---------- Given information ----------

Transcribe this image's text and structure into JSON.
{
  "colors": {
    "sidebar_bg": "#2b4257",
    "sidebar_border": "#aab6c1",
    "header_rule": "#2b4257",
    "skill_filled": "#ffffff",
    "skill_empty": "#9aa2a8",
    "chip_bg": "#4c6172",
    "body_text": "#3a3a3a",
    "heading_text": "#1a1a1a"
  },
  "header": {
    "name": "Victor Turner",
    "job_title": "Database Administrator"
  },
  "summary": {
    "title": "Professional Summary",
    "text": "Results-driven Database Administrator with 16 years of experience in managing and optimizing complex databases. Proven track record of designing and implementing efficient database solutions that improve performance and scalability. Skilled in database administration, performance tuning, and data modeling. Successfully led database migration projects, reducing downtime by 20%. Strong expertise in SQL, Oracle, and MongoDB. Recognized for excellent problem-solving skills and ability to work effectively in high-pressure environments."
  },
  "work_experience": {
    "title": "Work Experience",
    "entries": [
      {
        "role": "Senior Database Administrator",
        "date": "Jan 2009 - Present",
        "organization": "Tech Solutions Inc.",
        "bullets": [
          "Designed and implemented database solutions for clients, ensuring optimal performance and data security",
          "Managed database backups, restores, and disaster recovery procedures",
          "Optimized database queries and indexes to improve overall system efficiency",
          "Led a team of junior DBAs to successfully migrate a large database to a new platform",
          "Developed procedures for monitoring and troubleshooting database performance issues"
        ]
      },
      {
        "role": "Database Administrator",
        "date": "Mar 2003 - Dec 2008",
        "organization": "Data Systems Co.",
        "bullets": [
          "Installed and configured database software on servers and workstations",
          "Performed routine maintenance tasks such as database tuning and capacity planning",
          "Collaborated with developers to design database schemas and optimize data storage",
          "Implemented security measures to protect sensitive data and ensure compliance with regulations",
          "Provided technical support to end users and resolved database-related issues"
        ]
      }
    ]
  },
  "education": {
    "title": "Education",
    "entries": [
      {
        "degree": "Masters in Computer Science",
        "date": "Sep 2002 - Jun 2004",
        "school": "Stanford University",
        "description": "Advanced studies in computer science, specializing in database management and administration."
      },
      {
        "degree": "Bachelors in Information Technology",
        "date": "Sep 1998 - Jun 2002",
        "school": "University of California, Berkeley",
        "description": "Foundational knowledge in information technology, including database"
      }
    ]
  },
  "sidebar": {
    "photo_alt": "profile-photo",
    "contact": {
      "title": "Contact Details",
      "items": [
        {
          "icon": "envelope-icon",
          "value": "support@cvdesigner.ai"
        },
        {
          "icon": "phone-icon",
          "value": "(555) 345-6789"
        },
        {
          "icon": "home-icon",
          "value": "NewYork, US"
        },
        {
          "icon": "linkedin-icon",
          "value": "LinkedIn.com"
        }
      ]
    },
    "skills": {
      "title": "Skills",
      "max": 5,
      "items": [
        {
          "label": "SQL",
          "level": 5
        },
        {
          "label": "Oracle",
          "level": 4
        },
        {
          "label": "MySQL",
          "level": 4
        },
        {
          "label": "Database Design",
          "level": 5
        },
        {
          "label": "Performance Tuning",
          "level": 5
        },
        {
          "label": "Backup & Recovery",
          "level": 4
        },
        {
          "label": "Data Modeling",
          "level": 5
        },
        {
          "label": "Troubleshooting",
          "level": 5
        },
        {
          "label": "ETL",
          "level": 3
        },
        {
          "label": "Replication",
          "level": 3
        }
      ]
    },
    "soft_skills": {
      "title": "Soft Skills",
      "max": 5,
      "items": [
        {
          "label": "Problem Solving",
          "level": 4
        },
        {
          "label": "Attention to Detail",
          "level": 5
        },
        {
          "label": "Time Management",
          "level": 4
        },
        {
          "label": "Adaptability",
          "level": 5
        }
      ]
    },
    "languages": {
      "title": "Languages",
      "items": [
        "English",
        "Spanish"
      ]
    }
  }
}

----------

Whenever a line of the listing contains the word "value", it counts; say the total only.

4